European markets closed higher after their Tuesday swoon, but Asian stocks continued to tremble. The Shanghai Composite Index dropped 5.36 percent, its biggest fall in more than four years, on fears that new share issues may outstrip demand. Japan's Nikkei stock average fell to its lowest close in six months on concerns over U.S. interest rates and the arrest this week of a high-profile fund manager.
Treasury bonds fell, with the yield on the 10-year Treasury note rising to 5.02 percent from 5.01 percent late Tuesday. The U.S. dollar was up against other major currencies.
Oil prices fell substantially, giving the market its early-session boost. A barrel of light crude settled at $70.82, down $1.68, on the New York Mercantile Exchange.
Equity investors, consumed with worry over the Federal Reserve's interest rate policy, have sent stocks on a roller-coaster ride over the last four weeks, driving them down from near record highs, then building them up again.
Nikkei plummets amid global jitters
TOKYO » Asian stocks fell to the lowest this year on speculation rising global interest rates will stifle demand for goods made by companies in the region.
Japan's benchmark Nikkei stock index plunged more than 3 percent in intraday trading today, falling to its lowest level in six months amid jitters about declines on global markets.
The Nikkei 225 index dropped 460.93 points, or 3.05 percent, to 14,635.08 points shortly after the start of afternoon trading, falling below 15,000 for the first time since December.
Investors were nervous about the third straight declining session yesterday on Wall Street amid concerns that possible U.S. interest rates hikes would slow growth in the U.S., and possibly elsewhere.

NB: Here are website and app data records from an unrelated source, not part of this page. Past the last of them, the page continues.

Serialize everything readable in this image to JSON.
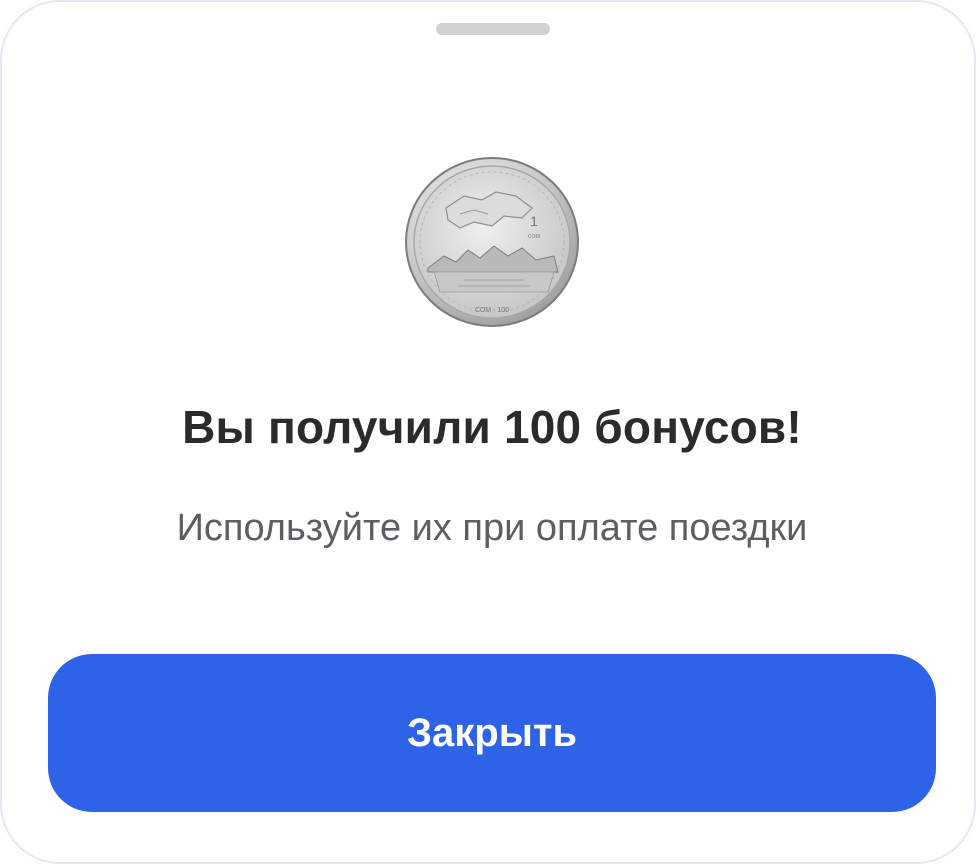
{
  "dialog": {
    "title": "Вы получили 100 бонусов!",
    "subtitle": "Используйте их при оплате поездки",
    "close_label": "Закрыть",
    "coin": {
      "denomination": "1",
      "currency": "сом",
      "inscription": "СОМ - 100"
    }
  },
  "colors": {
    "accent": "#2f63e7",
    "title_text": "#2b2b2d",
    "subtitle_text": "#5d5e63",
    "grabber": "#d0d1d5",
    "sheet_border": "#e3e8f4"
  },
  "icons": {
    "coin": "coin-icon",
    "grabber": "drag-handle"
  }
}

A U.S. central banker yesterday signaled rates will keep rising in the world's biggest economy, the fourth such official to do so this week.
In Hong Kong, the blue-chip Hang Seng Index declined nearly 250 points, set for its lowest close in almost three months, also on interest-rate concerns.
"The Hong Kong market is concerned about interest rates and a slowing U.S. economy," said Ben Kwong, head of research at KGI Asia Ltd. in Hong Kong. "It will continue to trend down until the Fed meeting" on June 29.
Meanwhile, South Korea's central bank unexpectedly raised borrowing costs today, a day after an increase in Thailand.
"The rate increase in Korea is negative for investor sentiment," said Park Hyung Ryul, who helps oversee about $1.3 billion at KTB Asset Management Co. in Seoul. "The possibility of further rate increases in the U.S., together with a slowing economy, is a worst-case scenario for Asian stock markets."
The Morgan Stanley Capital International Asia Pacific Index dropped 2.1 percent to 121.16 at midday in Tokyo, set for its lowest close since Dec. 20. The index has plummeted 7.1 percent in the past four days, putting it on course for the biggest weekly drop since the period ended July 26, 2002.
Hong Kong's so-called H share index for Chinese-listed companies that are available to overseas investors plunged 3.8 percent.
The slump this week has accounted for almost half of the MSCI index's 15 percent retreat from an all-time on May 8, as concern deepened that accelerating inflation will force central banks to boost rates even as global economic growth is slowing.
In the United States, stocks fell to four-month lows yesterday, with the Dow Jones Industrial Average sinking below 11,000. Jack Guynn, the president of the Federal Reserve Bank of Atlanta, said recent inflation figures are "bothersome" and that the Fed must "remain open to rethinking our policy."
His comments echoed those of other U.S. policy makers this week, including Chairman Ben S. Bernanke, that have fueled speculation of more rate increases to curb rising prices in the world's biggest economy. Bernanke said on June 5 that inflation is accelerating and "unwelcome."
The global sell-off has prompted some investors to limit their losses and shift assets into fixed-income securities such as Treasuries, which are backed by the U.S. government.
"A combination of slowing growth and rising interest rates in the U.S. is the worst news for stocks everywhere," said Jason Teh, who manages $4 billion at Investors Mutual in Sydney. "That scenario is looking more likely every day."
Bloomberg News and the Associated Press contributed to this report